William Eichler 15 February 2016

Councils tackle gambling-related harm with ‘cutting edge’ research

Councils tackle gambling-related harm with ‘cutting edge’ research image

Two local authorities have become the first in the UK to map people at risk of gambling-related harm in their communities.

Westminster and Manchester City Councils have published reports which show who may be at greater risk of harm from gambling - because of mental health issues or addictions, for example - and where they might be located.

This information, which has been compiled by data science consultants Geofutures with the support of the Local Government Association (LGA), will help make it easier to understand the potential impact of gambling premises.

It will also better inform decisions about the location of new outlets.

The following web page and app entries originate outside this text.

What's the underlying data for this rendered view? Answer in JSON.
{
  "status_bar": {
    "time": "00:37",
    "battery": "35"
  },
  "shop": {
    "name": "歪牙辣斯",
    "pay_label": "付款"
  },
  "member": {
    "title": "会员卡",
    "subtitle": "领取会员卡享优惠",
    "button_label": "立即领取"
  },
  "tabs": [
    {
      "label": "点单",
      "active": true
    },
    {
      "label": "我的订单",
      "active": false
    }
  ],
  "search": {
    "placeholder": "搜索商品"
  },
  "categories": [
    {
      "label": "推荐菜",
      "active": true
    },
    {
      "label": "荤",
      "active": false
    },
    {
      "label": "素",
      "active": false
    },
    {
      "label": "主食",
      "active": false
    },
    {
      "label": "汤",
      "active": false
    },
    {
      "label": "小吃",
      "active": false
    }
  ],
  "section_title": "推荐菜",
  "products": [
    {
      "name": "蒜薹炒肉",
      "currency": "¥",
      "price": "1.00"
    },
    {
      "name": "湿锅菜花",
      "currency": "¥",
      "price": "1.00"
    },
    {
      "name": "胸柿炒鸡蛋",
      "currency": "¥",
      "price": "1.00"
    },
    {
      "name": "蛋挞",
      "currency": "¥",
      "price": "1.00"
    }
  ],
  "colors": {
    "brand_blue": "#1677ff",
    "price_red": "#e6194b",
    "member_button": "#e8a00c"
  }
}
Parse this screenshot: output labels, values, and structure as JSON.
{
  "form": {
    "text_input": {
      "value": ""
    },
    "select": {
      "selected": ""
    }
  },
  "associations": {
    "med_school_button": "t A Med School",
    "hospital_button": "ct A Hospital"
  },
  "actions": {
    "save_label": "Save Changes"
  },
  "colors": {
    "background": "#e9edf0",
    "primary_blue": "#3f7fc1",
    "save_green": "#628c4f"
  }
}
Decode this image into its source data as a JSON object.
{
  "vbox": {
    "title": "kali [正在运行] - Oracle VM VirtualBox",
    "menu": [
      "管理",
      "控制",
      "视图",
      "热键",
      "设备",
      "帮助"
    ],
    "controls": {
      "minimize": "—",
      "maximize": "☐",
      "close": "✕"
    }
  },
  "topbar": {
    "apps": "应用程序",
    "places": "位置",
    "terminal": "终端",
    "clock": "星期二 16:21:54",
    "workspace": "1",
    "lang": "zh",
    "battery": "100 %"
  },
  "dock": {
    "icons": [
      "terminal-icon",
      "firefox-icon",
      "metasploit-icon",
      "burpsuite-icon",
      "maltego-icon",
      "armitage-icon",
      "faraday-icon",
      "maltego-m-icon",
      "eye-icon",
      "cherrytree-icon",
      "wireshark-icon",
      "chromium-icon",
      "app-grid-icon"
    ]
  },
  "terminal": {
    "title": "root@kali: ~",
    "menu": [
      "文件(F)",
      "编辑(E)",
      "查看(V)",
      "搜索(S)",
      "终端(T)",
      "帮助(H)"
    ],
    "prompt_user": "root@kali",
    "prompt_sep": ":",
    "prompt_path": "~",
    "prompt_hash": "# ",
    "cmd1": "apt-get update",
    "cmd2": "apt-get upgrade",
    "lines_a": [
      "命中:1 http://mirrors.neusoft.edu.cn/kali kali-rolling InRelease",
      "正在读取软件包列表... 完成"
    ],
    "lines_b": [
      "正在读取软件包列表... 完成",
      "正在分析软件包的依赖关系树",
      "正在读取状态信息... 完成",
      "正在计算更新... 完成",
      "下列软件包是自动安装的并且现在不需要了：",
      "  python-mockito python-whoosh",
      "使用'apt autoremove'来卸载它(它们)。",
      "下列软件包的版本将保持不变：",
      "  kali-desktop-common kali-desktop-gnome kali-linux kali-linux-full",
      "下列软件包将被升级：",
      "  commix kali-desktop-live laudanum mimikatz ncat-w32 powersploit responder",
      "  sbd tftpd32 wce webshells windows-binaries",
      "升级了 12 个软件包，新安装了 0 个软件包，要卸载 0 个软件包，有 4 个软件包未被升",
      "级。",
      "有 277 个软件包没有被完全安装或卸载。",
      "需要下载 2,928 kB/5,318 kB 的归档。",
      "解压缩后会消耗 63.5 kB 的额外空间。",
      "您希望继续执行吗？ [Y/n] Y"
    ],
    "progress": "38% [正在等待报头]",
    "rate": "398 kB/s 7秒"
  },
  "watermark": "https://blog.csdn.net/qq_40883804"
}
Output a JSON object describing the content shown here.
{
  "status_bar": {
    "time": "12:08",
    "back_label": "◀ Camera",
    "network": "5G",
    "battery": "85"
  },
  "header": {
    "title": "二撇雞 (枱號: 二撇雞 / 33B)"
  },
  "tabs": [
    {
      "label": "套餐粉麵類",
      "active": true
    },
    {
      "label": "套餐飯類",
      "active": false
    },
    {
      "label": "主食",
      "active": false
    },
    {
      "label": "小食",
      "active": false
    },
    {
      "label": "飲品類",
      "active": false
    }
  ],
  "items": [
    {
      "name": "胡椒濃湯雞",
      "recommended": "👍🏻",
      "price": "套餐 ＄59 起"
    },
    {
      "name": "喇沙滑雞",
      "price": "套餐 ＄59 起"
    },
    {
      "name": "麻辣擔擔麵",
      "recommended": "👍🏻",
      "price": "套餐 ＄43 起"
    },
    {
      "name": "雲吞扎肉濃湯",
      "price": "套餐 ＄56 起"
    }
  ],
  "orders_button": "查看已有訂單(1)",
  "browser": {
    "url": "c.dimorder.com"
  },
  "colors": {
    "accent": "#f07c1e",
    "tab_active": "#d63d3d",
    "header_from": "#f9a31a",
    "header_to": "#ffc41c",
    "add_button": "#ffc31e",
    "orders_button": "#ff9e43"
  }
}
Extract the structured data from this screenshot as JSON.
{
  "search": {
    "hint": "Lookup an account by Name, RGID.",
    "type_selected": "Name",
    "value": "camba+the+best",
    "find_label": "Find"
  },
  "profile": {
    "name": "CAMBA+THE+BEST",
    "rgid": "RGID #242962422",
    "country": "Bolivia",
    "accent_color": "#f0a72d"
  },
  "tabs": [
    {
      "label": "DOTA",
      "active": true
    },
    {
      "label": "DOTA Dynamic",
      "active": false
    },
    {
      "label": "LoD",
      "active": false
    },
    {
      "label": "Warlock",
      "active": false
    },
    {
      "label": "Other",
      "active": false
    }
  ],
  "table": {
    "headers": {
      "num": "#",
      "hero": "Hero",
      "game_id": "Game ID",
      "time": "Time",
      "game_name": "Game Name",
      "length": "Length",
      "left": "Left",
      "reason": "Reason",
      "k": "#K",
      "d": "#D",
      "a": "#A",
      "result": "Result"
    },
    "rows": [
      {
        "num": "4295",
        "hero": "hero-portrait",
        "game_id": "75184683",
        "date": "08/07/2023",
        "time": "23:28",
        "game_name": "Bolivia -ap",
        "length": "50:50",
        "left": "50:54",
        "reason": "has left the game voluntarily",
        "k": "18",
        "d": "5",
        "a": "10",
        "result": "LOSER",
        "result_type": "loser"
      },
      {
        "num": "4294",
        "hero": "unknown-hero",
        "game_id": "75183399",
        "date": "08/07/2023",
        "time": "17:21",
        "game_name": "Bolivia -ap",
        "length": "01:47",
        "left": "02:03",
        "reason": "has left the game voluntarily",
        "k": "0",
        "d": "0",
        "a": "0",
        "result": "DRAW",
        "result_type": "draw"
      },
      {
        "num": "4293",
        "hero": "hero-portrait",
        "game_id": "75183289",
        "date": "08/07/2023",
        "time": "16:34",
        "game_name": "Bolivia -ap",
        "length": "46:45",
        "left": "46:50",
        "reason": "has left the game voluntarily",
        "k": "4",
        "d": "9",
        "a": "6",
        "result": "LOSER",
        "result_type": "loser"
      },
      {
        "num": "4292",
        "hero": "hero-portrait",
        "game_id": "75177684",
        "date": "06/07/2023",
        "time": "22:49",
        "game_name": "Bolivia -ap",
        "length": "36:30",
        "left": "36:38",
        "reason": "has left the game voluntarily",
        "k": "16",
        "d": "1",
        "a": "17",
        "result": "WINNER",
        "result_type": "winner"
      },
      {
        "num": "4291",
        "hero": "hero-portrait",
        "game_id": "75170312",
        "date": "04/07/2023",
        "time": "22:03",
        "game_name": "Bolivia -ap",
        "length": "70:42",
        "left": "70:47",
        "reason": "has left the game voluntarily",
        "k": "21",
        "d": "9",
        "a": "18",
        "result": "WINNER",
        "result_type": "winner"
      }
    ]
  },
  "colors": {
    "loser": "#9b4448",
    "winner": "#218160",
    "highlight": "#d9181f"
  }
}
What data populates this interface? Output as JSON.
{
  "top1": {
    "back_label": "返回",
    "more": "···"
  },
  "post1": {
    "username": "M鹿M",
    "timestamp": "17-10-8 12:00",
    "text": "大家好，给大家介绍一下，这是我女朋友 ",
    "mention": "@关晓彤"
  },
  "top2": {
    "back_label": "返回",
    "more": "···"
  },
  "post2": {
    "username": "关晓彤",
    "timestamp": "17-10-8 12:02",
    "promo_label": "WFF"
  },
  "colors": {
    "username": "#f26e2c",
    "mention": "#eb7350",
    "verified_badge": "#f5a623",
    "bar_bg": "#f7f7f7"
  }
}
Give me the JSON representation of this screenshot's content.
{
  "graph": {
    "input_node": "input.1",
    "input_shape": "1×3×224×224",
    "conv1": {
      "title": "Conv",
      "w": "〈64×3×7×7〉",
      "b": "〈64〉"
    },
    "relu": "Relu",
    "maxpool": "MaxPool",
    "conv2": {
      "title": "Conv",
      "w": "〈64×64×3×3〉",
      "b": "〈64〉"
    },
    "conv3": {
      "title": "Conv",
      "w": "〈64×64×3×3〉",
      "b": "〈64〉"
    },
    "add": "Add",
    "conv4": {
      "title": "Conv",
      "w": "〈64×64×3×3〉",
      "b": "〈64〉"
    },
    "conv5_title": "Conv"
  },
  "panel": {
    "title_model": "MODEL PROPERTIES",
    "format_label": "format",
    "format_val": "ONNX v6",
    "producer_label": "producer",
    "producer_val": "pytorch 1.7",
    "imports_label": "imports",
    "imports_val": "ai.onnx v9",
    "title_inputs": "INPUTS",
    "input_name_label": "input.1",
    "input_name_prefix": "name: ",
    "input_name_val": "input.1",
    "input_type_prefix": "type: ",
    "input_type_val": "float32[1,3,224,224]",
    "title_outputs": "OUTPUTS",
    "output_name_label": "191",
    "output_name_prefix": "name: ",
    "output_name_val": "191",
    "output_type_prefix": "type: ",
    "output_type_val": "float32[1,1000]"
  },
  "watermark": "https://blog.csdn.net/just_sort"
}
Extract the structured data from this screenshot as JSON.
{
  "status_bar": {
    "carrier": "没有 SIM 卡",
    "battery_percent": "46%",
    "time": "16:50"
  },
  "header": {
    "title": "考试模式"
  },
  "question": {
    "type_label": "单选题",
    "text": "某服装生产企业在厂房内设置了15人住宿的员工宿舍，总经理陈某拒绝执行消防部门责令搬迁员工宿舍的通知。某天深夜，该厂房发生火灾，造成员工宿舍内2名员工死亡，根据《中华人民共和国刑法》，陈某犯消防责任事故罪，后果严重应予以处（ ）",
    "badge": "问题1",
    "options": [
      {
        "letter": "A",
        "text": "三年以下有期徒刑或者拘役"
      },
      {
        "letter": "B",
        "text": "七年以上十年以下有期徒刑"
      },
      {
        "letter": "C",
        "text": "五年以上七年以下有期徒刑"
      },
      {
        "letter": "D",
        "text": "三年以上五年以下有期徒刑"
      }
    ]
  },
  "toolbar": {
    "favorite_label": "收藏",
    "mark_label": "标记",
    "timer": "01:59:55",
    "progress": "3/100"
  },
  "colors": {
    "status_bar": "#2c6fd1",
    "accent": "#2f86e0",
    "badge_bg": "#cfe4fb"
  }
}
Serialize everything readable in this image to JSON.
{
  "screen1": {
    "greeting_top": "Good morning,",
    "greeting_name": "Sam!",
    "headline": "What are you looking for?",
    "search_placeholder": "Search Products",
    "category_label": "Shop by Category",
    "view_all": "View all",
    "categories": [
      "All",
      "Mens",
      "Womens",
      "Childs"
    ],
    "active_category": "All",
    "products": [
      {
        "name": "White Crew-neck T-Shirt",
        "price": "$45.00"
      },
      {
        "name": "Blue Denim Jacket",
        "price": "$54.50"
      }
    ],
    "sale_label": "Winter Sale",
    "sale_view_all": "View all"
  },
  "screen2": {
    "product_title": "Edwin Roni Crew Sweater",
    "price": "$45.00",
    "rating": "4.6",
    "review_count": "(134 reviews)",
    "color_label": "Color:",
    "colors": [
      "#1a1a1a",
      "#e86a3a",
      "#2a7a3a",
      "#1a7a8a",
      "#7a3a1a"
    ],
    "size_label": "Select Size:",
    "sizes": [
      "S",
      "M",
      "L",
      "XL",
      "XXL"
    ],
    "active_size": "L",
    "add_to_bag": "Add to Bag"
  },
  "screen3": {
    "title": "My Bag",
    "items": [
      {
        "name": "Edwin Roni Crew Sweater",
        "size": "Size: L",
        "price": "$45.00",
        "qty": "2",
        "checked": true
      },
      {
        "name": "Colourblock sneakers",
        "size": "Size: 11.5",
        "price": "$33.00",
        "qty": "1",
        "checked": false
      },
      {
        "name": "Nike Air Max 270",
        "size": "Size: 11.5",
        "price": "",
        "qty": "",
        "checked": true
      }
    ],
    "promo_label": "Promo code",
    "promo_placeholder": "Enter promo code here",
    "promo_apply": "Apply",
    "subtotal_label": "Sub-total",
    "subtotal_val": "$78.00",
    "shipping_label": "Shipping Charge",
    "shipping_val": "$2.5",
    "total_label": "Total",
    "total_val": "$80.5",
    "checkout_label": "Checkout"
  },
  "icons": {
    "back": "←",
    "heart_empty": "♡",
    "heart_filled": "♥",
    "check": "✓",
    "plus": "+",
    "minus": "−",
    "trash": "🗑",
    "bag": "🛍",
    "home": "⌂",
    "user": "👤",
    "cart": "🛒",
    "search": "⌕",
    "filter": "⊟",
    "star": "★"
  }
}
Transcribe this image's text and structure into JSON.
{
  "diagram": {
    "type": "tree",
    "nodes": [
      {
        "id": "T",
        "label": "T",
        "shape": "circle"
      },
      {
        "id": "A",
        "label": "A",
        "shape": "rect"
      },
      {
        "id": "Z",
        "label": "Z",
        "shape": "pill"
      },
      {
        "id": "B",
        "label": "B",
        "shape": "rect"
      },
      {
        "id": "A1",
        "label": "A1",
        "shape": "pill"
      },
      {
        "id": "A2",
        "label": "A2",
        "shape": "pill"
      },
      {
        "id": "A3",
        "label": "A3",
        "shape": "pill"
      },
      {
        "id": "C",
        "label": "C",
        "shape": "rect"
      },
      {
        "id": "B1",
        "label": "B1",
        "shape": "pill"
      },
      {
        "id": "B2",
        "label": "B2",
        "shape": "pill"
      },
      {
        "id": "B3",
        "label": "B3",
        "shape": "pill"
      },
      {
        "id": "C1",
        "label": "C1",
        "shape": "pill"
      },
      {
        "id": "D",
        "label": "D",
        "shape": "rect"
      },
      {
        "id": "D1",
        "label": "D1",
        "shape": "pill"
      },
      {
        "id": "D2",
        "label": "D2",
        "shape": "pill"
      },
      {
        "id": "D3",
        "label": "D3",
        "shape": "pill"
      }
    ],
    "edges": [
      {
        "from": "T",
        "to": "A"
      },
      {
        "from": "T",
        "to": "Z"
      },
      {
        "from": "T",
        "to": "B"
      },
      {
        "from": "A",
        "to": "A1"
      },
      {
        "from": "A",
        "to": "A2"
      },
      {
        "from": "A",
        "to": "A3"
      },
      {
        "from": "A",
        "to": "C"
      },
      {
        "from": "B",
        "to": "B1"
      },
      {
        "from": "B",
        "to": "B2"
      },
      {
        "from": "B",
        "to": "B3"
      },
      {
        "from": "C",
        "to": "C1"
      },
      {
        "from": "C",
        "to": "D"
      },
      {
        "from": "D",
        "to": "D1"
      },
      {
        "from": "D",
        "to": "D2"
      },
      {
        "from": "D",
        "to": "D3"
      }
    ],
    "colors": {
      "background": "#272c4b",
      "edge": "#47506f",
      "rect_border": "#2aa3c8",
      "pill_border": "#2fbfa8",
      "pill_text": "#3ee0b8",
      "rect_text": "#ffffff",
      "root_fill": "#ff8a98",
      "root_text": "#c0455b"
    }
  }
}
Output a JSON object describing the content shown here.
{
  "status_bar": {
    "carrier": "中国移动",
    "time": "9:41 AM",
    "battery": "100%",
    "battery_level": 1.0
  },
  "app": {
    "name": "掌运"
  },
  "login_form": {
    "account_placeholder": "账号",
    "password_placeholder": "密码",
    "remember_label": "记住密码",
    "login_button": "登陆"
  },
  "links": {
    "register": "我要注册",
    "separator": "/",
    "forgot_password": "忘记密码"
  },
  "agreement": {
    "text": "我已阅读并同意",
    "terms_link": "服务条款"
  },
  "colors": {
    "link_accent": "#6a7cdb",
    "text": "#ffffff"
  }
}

At the same time, it will also help gambling operators to put in measures, such as more staff and changes in opening hours, which can help alleviate the possible negative affects of gambling.

In the Gambling Act 2005, children, the young and the vulnerable are singled out for special regulatory attention, with the aim that they should be protected from being harmed or exploited by gambling.

This was then expanded in April 2016 when the Government made it a requirement for all industry operators to undertake local area risk assessments to explore the risks gambling venues might pose to young and vulnerable people.

Pointing out how difficult it is to identify people living with gambling problems, Cllr Nigel Murphy, Manchester City Council's executive member for neighbourhoods, said: ‘This is a cutting edge piece of research that has never been done before, and will enable us to understand who is at risk of developing a gambling problem and where these groups can be found.

‘We will be able to use this information whenever we develop new policies to deal with gambling venues across the city.’

Cllr Nickie Aiken, Westminster City Council cabinet member for public protection and chairman of Westminster’s licensing committee, said: ‘We are not against the gambling industry per se, but we think that it is important to understand the impact on areas in which they operate.’

Cllr Aiken continued: ‘It is in the best interests of those running gambling premises to reduce these negative impacts. This research is a major step forward – it will make for better local decisions and help deliver real practical change to people’s lives.’

LEPs: A year like no other image

LEPs: A year like no other

Alun Rogers, chair of Stoke and Staffordshire LEP, on the 2020-2021 annual review and his hopes for the future of the LEP.
Supporting young victims of domestic abuse image

Supporting young victims of domestic abuse

Steph Waddell says it’s time for a serious long-term commitment from government to improve understanding of what works in supporting children affected by domestic abuse.
SIGN UP
For your free daily news bulletin
Highways jobs

Income Recovery Officer x3

Telford & Wrekin Council
£24,982 - £29,577 per annum
The Service is responsible for managing, monitoring and recovering arrears of rent and other housing related charges from current and former tenants. Sandwell, West Midlands
Recuriter: Telford & Wrekin Council

Casual Leisure Assistant

Telford & Wrekin Council
£9.50 per hour
The successful candidate will be responsible for whilst on shift
Recuriter: Telford & Wrekin Council

Transformation Manager

Brent Council
£57,171 - £60,396 p.a. inc.
We are looking for someone who has... Wembley, London (Greater)
Recuriter: Brent Council

Director of Local Delivery (Children & Families)

Essex County Council
Up to £108000 per annum + including market supplement
Director of Local Delivery (Children & Families)Permanent, Full Timeup to £108,000 per annum including market supplement Location
Recuriter: Essex County Council

Adult Occupational Therapists - Chelmsford

Essex County Council
£32065 - £43839 per annum
Adult Occupational Therapists - ChelmsfordPermanent, Full Time£32,065 - £43,839 per annumLocation
Recuriter: Essex County Council

Public Property

Latest issue - Public Property News

This issue of Public Property examines how how flexible workspaces can lead the way in regeneration for local authorities, Why local authority intervention is key to successful urban regeneration schemes and if the Government’s challenge of embracing beauty is an opportunity for communities.

The March issue also takes a closer look at Blackburn with Darwen Council's first digital health hub to help people gain control over health and care services.

Register for your free digital issue